PROBLEM STATEMENT. Retype each entry exactly. Skip any pictures.

SUPPLIED MATERIAL.
____________________
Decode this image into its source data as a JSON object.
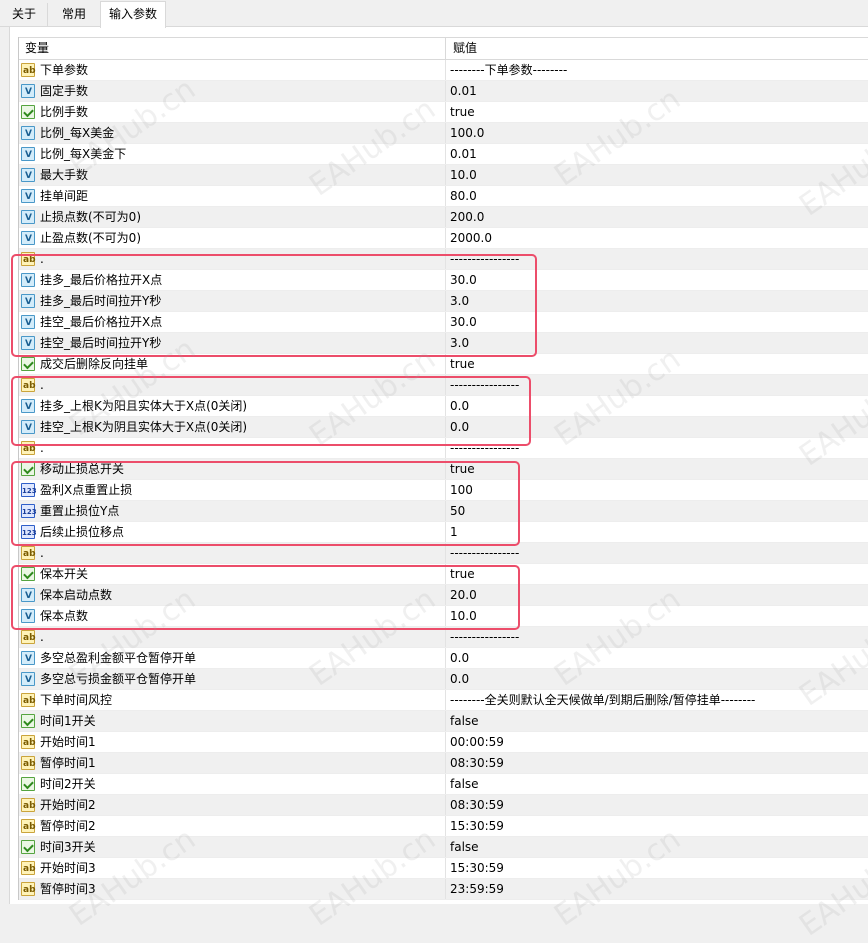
{
  "tabs": [
    "关于",
    "常用",
    "输入参数"
  ],
  "header": {
    "col1": "变量",
    "col2": "赋值"
  },
  "rows": [
    {
      "icon": "ab",
      "name": "下单参数",
      "value": "--------下单参数--------"
    },
    {
      "icon": "va",
      "name": "固定手数",
      "value": "0.01"
    },
    {
      "icon": "bool",
      "name": "比例手数",
      "value": "true"
    },
    {
      "icon": "va",
      "name": "比例_每X美金",
      "value": "100.0"
    },
    {
      "icon": "va",
      "name": "比例_每X美金下",
      "value": "0.01"
    },
    {
      "icon": "va",
      "name": "最大手数",
      "value": "10.0"
    },
    {
      "icon": "va",
      "name": "挂单间距",
      "value": "80.0"
    },
    {
      "icon": "va",
      "name": "止损点数(不可为0)",
      "value": "200.0"
    },
    {
      "icon": "va",
      "name": "止盈点数(不可为0)",
      "value": "2000.0"
    },
    {
      "icon": "ab",
      "name": ".",
      "value": "----------------"
    },
    {
      "icon": "va",
      "name": "挂多_最后价格拉开X点",
      "value": "30.0"
    },
    {
      "icon": "va",
      "name": "挂多_最后时间拉开Y秒",
      "value": "3.0"
    },
    {
      "icon": "va",
      "name": "挂空_最后价格拉开X点",
      "value": "30.0"
    },
    {
      "icon": "va",
      "name": "挂空_最后时间拉开Y秒",
      "value": "3.0"
    },
    {
      "icon": "bool",
      "name": "成交后删除反向挂单",
      "value": "true"
    },
    {
      "icon": "ab",
      "name": ".",
      "value": "----------------"
    },
    {
      "icon": "va",
      "name": "挂多_上根K为阳且实体大于X点(0关闭)",
      "value": "0.0"
    },
    {
      "icon": "va",
      "name": "挂空_上根K为阴且实体大于X点(0关闭)",
      "value": "0.0"
    },
    {
      "icon": "ab",
      "name": ".",
      "value": "----------------"
    },
    {
      "icon": "bool",
      "name": "移动止损总开关",
      "value": "true"
    },
    {
      "icon": "int",
      "name": "盈利X点重置止损",
      "value": "100"
    },
    {
      "icon": "int",
      "name": "重置止损位Y点",
      "value": "50"
    },
    {
      "icon": "int",
      "name": "后续止损位移点",
      "value": "1"
    },
    {
      "icon": "ab",
      "name": ".",
      "value": "----------------"
    },
    {
      "icon": "bool",
      "name": "保本开关",
      "value": "true"
    },
    {
      "icon": "va",
      "name": "保本启动点数",
      "value": "20.0"
    },
    {
      "icon": "va",
      "name": "保本点数",
      "value": "10.0"
    },
    {
      "icon": "ab",
      "name": ".",
      "value": "----------------"
    },
    {
      "icon": "va",
      "name": "多空总盈利金额平仓暂停开单",
      "value": "0.0"
    },
    {
      "icon": "va",
      "name": "多空总亏损金额平仓暂停开单",
      "value": "0.0"
    },
    {
      "icon": "ab",
      "name": "下单时间风控",
      "value": "--------全关则默认全天候做单/到期后删除/暂停挂单--------"
    },
    {
      "icon": "bool",
      "name": "时间1开关",
      "value": "false"
    },
    {
      "icon": "ab",
      "name": "开始时间1",
      "value": "00:00:59"
    },
    {
      "icon": "ab",
      "name": "暂停时间1",
      "value": "08:30:59"
    },
    {
      "icon": "bool",
      "name": "时间2开关",
      "value": "false"
    },
    {
      "icon": "ab",
      "name": "开始时间2",
      "value": "08:30:59"
    },
    {
      "icon": "ab",
      "name": "暂停时间2",
      "value": "15:30:59"
    },
    {
      "icon": "bool",
      "name": "时间3开关",
      "value": "false"
    },
    {
      "icon": "ab",
      "name": "开始时间3",
      "value": "15:30:59"
    },
    {
      "icon": "ab",
      "name": "暂停时间3",
      "value": "23:59:59"
    }
  ],
  "watermark": "EAHub.cn",
  "colors": {
    "highlight": "#ec4d6a",
    "alt_row": "#f0f0f0"
  }
}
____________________
EXERCISE ANSWER.
Decode this image into its source data as a JSON object.
{
  "tabs": [
    "关于",
    "常用",
    "输入参数"
  ],
  "header": {
    "col1": "变量",
    "col2": "赋值"
  },
  "rows": [
    {
      "icon": "ab",
      "name": "下单参数",
      "value": "--------下单参数--------"
    },
    {
      "icon": "va",
      "name": "固定手数",
      "value": "0.01"
    },
    {
      "icon": "bool",
      "name": "比例手数",
      "value": "true"
    },
    {
      "icon": "va",
      "name": "比例_每X美金",
      "value": "100.0"
    },
    {
      "icon": "va",
      "name": "比例_每X美金下",
      "value": "0.01"
    },
    {
      "icon": "va",
      "name": "最大手数",
      "value": "10.0"
    },
    {
      "icon": "va",
      "name": "挂单间距",
      "value": "80.0"
    },
    {
      "icon": "va",
      "name": "止损点数(不可为0)",
      "value": "200.0"
    },
    {
      "icon": "va",
      "name": "止盈点数(不可为0)",
      "value": "2000.0"
    },
    {
      "icon": "ab",
      "name": ".",
      "value": "----------------"
    },
    {
      "icon": "va",
      "name": "挂多_最后价格拉开X点",
      "value": "30.0"
    },
    {
      "icon": "va",
      "name": "挂多_最后时间拉开Y秒",
      "value": "3.0"
    },
    {
      "icon": "va",
      "name": "挂空_最后价格拉开X点",
      "value": "30.0"
    },
    {
      "icon": "va",
      "name": "挂空_最后时间拉开Y秒",
      "value": "3.0"
    },
    {
      "icon": "bool",
      "name": "成交后删除反向挂单",
      "value": "true"
    },
    {
      "icon": "ab",
      "name": ".",
      "value": "----------------"
    },
    {
      "icon": "va",
      "name": "挂多_上根K为阳且实体大于X点(0关闭)",
      "value": "0.0"
    },
    {
      "icon": "va",
      "name": "挂空_上根K为阴且实体大于X点(0关闭)",
      "value": "0.0"
    },
    {
      "icon": "ab",
      "name": ".",
      "value": "----------------"
    },
    {
      "icon": "bool",
      "name": "移动止损总开关",
      "value": "true"
    },
    {
      "icon": "int",
      "name": "盈利X点重置止损",
      "value": "100"
    },
    {
      "icon": "int",
      "name": "重置止损位Y点",
      "value": "50"
    },
    {
      "icon": "int",
      "name": "后续止损位移点",
      "value": "1"
    },
    {
      "icon": "ab",
      "name": ".",
      "value": "----------------"
    },
    {
      "icon": "bool",
      "name": "保本开关",
      "value": "true"
    },
    {
      "icon": "va",
      "name": "保本启动点数",
      "value": "20.0"
    },
    {
      "icon": "va",
      "name": "保本点数",
      "value": "10.0"
    },
    {
      "icon": "ab",
      "name": ".",
      "value": "----------------"
    },
    {
      "icon": "va",
      "name": "多空总盈利金额平仓暂停开单",
      "value": "0.0"
    },
    {
      "icon": "va",
      "name": "多空总亏损金额平仓暂停开单",
      "value": "0.0"
    },
    {
      "icon": "ab",
      "name": "下单时间风控",
      "value": "--------全关则默认全天候做单/到期后删除/暂停挂单--------"
    },
    {
      "icon": "bool",
      "name": "时间1开关",
      "value": "false"
    },
    {
      "icon": "ab",
      "name": "开始时间1",
      "value": "00:00:59"
    },
    {
      "icon": "ab",
      "name": "暂停时间1",
      "value": "08:30:59"
    },
    {
      "icon": "bool",
      "name": "时间2开关",
      "value": "false"
    },
    {
      "icon": "ab",
      "name": "开始时间2",
      "value": "08:30:59"
    },
    {
      "icon": "ab",
      "name": "暂停时间2",
      "value": "15:30:59"
    },
    {
      "icon": "bool",
      "name": "时间3开关",
      "value": "false"
    },
    {
      "icon": "ab",
      "name": "开始时间3",
      "value": "15:30:59"
    },
    {
      "icon": "ab",
      "name": "暂停时间3",
      "value": "23:59:59"
    }
  ],
  "watermark": "EAHub.cn",
  "colors": {
    "highlight": "#ec4d6a",
    "alt_row": "#f0f0f0"
  }
}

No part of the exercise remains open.